Two years after he moved to Calcutta, Csoma was unanimously elected as an honorary member of the Asiatic Society. James Princep, who replaced Wilson as the secretary of the society, took the initiative to make Csoma an honorary member. While nominating the Hungarian, he wrote, “The Committee of Papers are aware of Mr. Csoma’s qualifications as a Tibetan, Sanskrit, and general linguist, and I need say nothing in recommending him to the honour proposed to be conferred on him further, unless it is to remind the members that he has spent the last two years in preparing catalogues, translations, and superintending the preparation of his Dictionary, without accepting any remuneration from the Society or Government.”

Money did not seem to be a motive for Csoma. After coming to India, he single-mindedly focused on understanding the Tibetan language, culture and customs and making them accessible to Europeans. Duka added, “The only reward which Csoma ever looked for was an appreciation of his labours by his contemporaries and posterity.”

Librarian of Asiatic Society

In 1837, the Hungarian scholar became the Librarian of the Asiatic Society, even as he continued to research Tibetan religious texts. He lived on the premises of the society.

“From the end of 1837 till the early part of 1842, Csoma remained in Calcutta, arranging the Tibetan works of the Asiatic Society as its librarian,” Duka wrote. “He published several scientific treatises and articles, and was engaged by Dr (William) Yates and other missionaries in the translation of the Liturgy, the Psalms and the Prayer-book into Tibetan.”

One of his most cherished dreams was to visit Lhasa and central Tibet. He made plans in 1842 to visit the region, with the full backing and blessings of the British, but he contracted malaria while crossing the Terai in March of that year. He made it to Darjeeling in poor health and passed away in the town.

A monument to Csoma in Darjeeling. Credit: Grentidez/Wikimedia Commons [Public Domain]

Such was his fondness for Calcutta and the Asiatic Society that he pledged to return to the city after his Central Asia expedition, but this was not to be.

He left behind a great legacy and is widely known as the founder of modern Tibetology. Csoma’s dictionary, grammar book and other publications were considered essential study materials for Tibetologists in Europe in the 19th and 20th centuries, including Russian scholar George Roerich, who managed to build on the work carried out by Csoma.

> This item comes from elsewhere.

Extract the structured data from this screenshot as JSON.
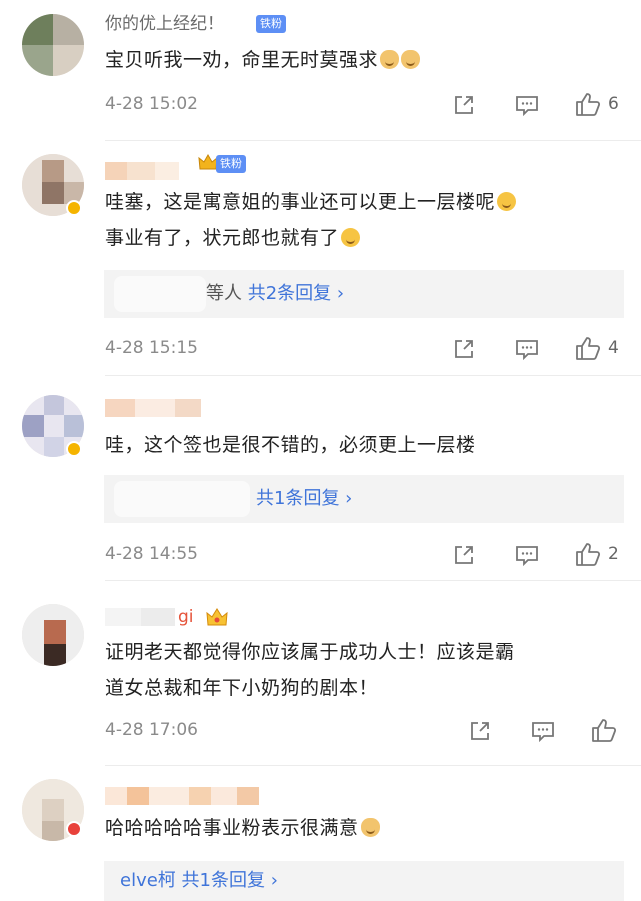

In his native Hungary, he is fondly remembered as a “pilgrim scholar.” In October 2021, a delegation of scholars from Hungary visited the room where Csoma worked at the Asiatic Society in Kolkata. The room was renovated with the support of the Hungarian Embassy in Delhi a few years ago, and has some memorabilia associated with Csoma.

Margit Köves, a visiting faculty at Delhi University’s department of Slavonic and Finno-Ugrian Studies who has been teaching Hungarian in India for more than two decades, told The Times of India that Csoma was one of the “first examples in Indo-Hungarian cooperation that continues to flourish to this day”. Bengali, Marathi and Sanskrit featured among the 16 languages that the Hungarian mastered.

More than two centuries after he set off on his adventure of a lifetime, Alexander Csoma de Kőrös’s work is celebrated in the East and the West.

Ajay Kamalakaran is a writer and independent journalist, based in Mumbai. He is a Kalpalata Fellow for History & Heritage Writings for 2021.